Mark Ludmon reviews the UK tour of comedy What’s in a Name? starring The Inbetweeners’ Joe Thomas, currently at Guildford’s Yvonne Arnaud Theatre.
What’s in a Name?
Yvonne Arnaud Theatre, Guildford (as part of the UK Tour)
UK Tour Schedule
Little modern French drama makes it to Britain. Florian Zeller’s psychological plays about family life are among the rare successes while Yasmin Reza’s ever-popular comedy Art is now 25 years old. At a time when the UK is trying to move away from the rest of Europe, Adam Blanshay Productions has set itself the admirable task of trying to bring some of France’s biggest hits across the Channel. In Paris, Matthieu Delaporte and Alexandre de La Patellière’s Le Prénom (meaning “first name”) ran for nearly a year, gaining a string of Molière Award nominations (the Parisian version of the Oliviers), before being turned into a movie. Since then it has gone on to be staged in a variety of languages in more than 30 countries. Leading translator Jeremy Sams has reinvented this global hit as What’s In a Name? which, after premiering at Birmingham Rep in 2017, has been re-cast for a UK tour.
Despite some excellent translation work and being relocated to south-east London, there is still something noticeably French in this story about a dinner party that descends into confrontations and violence. And it’s not just because two of the characters are teachers of French and a key plot device revolves around a classic French novel. Le Prénom is the kind of middle-class comedy that still dominates the Parisian stage, full of witty intellectual banter and ideas, which now seems to have less appeal to British audiences.

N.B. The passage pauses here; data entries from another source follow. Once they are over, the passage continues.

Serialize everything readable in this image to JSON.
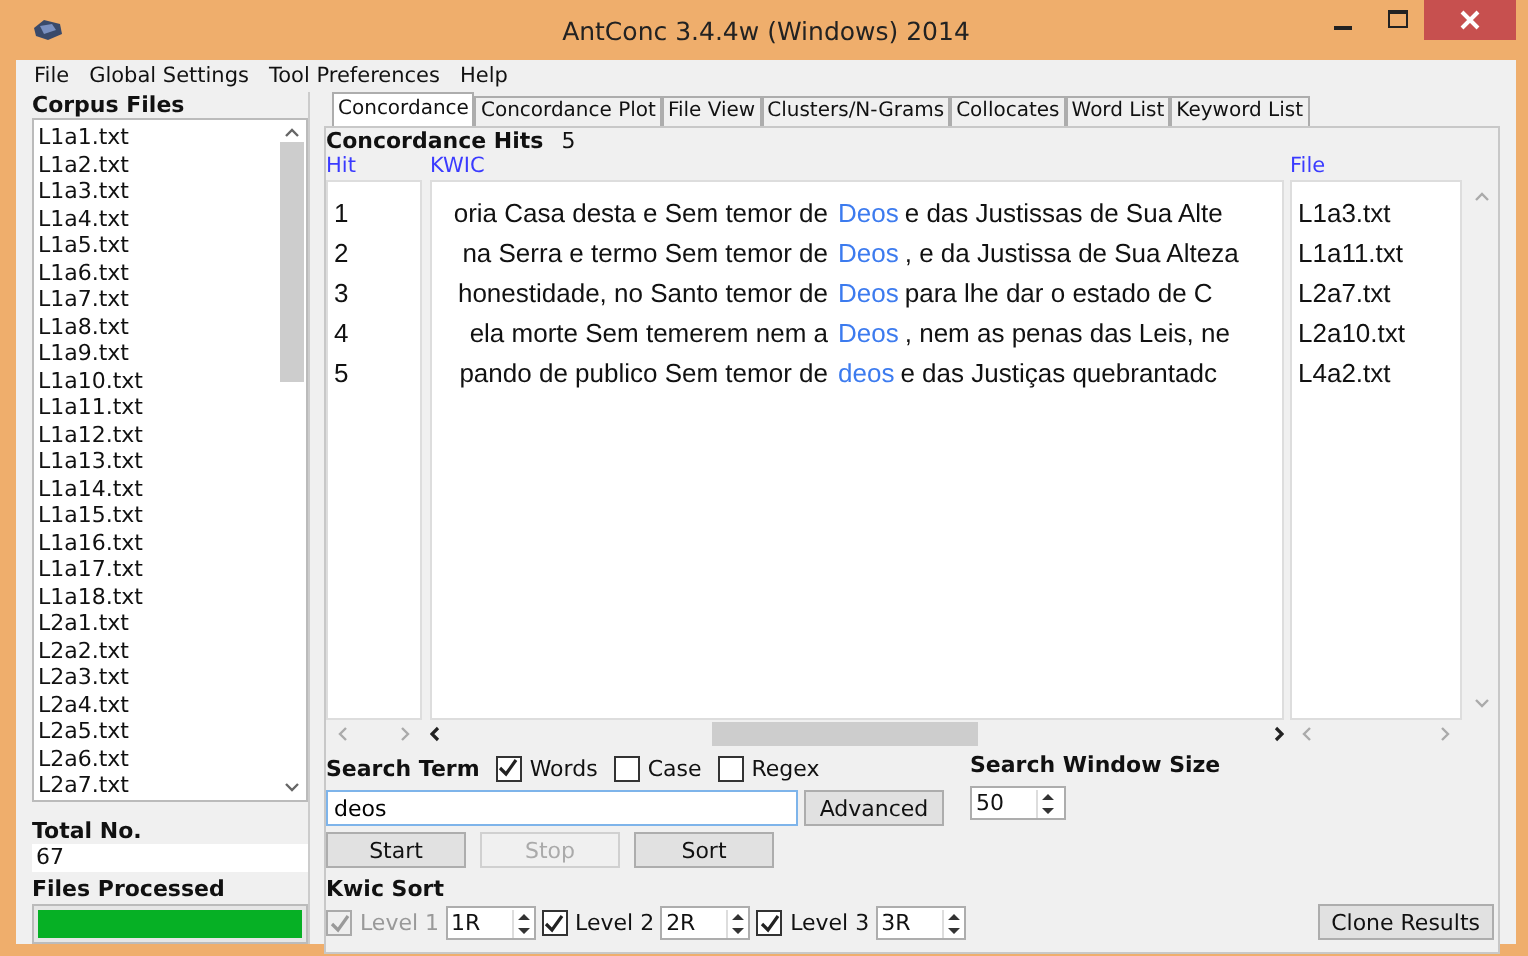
{
  "window": {
    "title": "AntConc 3.4.4w (Windows) 2014"
  },
  "menu": [
    "File",
    "Global Settings",
    "Tool Preferences",
    "Help"
  ],
  "corpus_files": {
    "title": "Corpus Files",
    "items": [
      "L1a1.txt",
      "L1a2.txt",
      "L1a3.txt",
      "L1a4.txt",
      "L1a5.txt",
      "L1a6.txt",
      "L1a7.txt",
      "L1a8.txt",
      "L1a9.txt",
      "L1a10.txt",
      "L1a11.txt",
      "L1a12.txt",
      "L1a13.txt",
      "L1a14.txt",
      "L1a15.txt",
      "L1a16.txt",
      "L1a17.txt",
      "L1a18.txt",
      "L2a1.txt",
      "L2a2.txt",
      "L2a3.txt",
      "L2a4.txt",
      "L2a5.txt",
      "L2a6.txt",
      "L2a7.txt"
    ]
  },
  "total": {
    "label": "Total No.",
    "value": "67"
  },
  "files_processed": {
    "label": "Files Processed",
    "level": 1
  },
  "tabs": [
    {
      "label": "Concordance",
      "selected": true
    },
    {
      "label": "Concordance Plot",
      "selected": false
    },
    {
      "label": "File View",
      "selected": false
    },
    {
      "label": "Clusters/N-Grams",
      "selected": false
    },
    {
      "label": "Collocates",
      "selected": false
    },
    {
      "label": "Word List",
      "selected": false
    },
    {
      "label": "Keyword List",
      "selected": false
    }
  ],
  "hits": {
    "label": "Concordance Hits",
    "count": "5"
  },
  "table": {
    "columns": [
      "Hit",
      "KWIC",
      "File"
    ],
    "rows": [
      {
        "hit": "1",
        "left": "oria Casa desta e Sem temor de",
        "keyword": "Deos",
        "right": "e das Justissas de Sua Alte",
        "file": "L1a3.txt"
      },
      {
        "hit": "2",
        "left": "na Serra e termo Sem temor de",
        "keyword": "Deos",
        "right": ", e da Justissa de Sua Alteza",
        "file": "L1a11.txt"
      },
      {
        "hit": "3",
        "left": "honestidade, no Santo temor de",
        "keyword": "Deos",
        "right": "para lhe dar o estado de C",
        "file": "L2a7.txt"
      },
      {
        "hit": "4",
        "left": "ela morte Sem temerem nem a",
        "keyword": "Deos",
        "right": ", nem as penas das Leis, ne",
        "file": "L2a10.txt"
      },
      {
        "hit": "5",
        "left": "pando de publico Sem temor de",
        "keyword": "deos",
        "right": "e das Justiças quebrantadc",
        "file": "L4a2.txt"
      }
    ]
  },
  "search": {
    "label": "Search Term",
    "value": "deos",
    "options": [
      {
        "label": "Words",
        "checked": true
      },
      {
        "label": "Case",
        "checked": false
      },
      {
        "label": "Regex",
        "checked": false
      }
    ],
    "advanced": "Advanced"
  },
  "window_size": {
    "label": "Search Window Size",
    "value": "50"
  },
  "buttons": [
    {
      "label": "Start",
      "disabled": false
    },
    {
      "label": "Stop",
      "disabled": true
    },
    {
      "label": "Sort",
      "disabled": false
    }
  ],
  "kwic_sort": {
    "label": "Kwic Sort",
    "levels": [
      {
        "label": "Level 1",
        "checked": true,
        "disabled": true,
        "value": "1R"
      },
      {
        "label": "Level 2",
        "checked": true,
        "disabled": false,
        "value": "2R"
      },
      {
        "label": "Level 3",
        "checked": true,
        "disabled": false,
        "value": "3R"
      }
    ]
  },
  "clone": "Clone Results"
}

Much of the cerebral delight of What’s in a Name? comes from the pleasure of hearing clever people debating language and its meanings but the drama never drags, slowly gathering momentum and bigger laughs. What starts as a discussion about the politics of names gradually turns into something more about the secrets and hidden fault lines in the friendships and relationships going back 30 years.

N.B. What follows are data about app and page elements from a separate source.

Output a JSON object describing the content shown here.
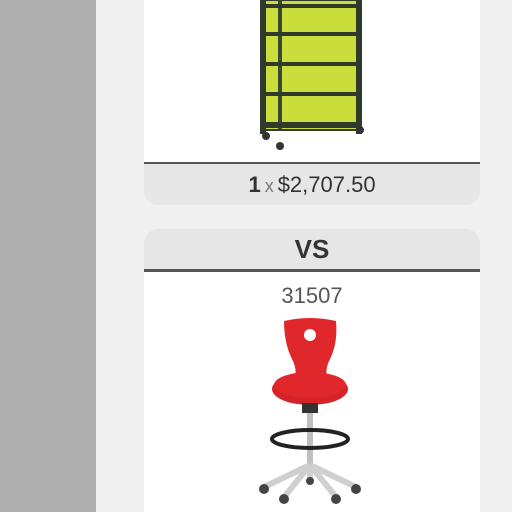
{
  "top_card": {
    "product_image": "bookshelf-image",
    "quantity": "1",
    "times_symbol": "x",
    "price": "$2,707.50"
  },
  "compare_divider": {
    "label": "VS"
  },
  "bottom_card": {
    "product_code": "31507",
    "product_image": "red-stool-chair-image"
  },
  "colors": {
    "left_panel": "#b0b0b0",
    "background": "#f0f0f0",
    "bar": "#e6e6e6",
    "shelf_accent": "#c9dd3b",
    "chair_red": "#e0272b"
  }
}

The tour’s publicity displays an image of a baby with a Hitler moustache, so it is no surprise when it emerges that the catalyst for the drama is estate agent Vincent’s announcement that he has chosen a taboo name for his son. The “wacky and bohemian” custom of choosing “original” names for children is one of the chief targets for the satire – the hosts of the dinner party, Peter and Elizabeth, have named their offspring Gooseberry and Apollinaire. Other aspects of bourgeois life come under the spotlight while the party’s Moroccan buffet menu of zaalouk, aubergine caviar and couscous is an extreme of cultural appropriation. It also finds time to tackle a slew of other topics from gentrification to male privilege.
Despite secrets and tensions being exposed, even to the extent of blood being shed, it never feels that friendships and relationships are really at stake. It is good-humoured with an easy-going charm, lifted by strong performances including Bo Poraj as Peter and Summer Strallen as Vincent’s wife, Anna, alongside The Inbetweeners’ Joe Thomas in his stage debut as cocksure Vincent, Laura Patch as Elizabeth and Alex Gaumond as her childhood friend Carl. Directed by Sams himself, they bounce off each other brilliantly, making this an enjoyable social comedy even if it does lack bite.
It is exciting to see an example of modern French theatre coming to the UK, and Adam Blanshay is also responsible for bringing over other French hits such as Alexis Michalik’s comedy Edmond and musical Notre Dame de Paris. It will be interesting to see what other French finds he brings to Brexit Britain next.
Running at Yvonne Arnaud Theatre to 14 September 2019.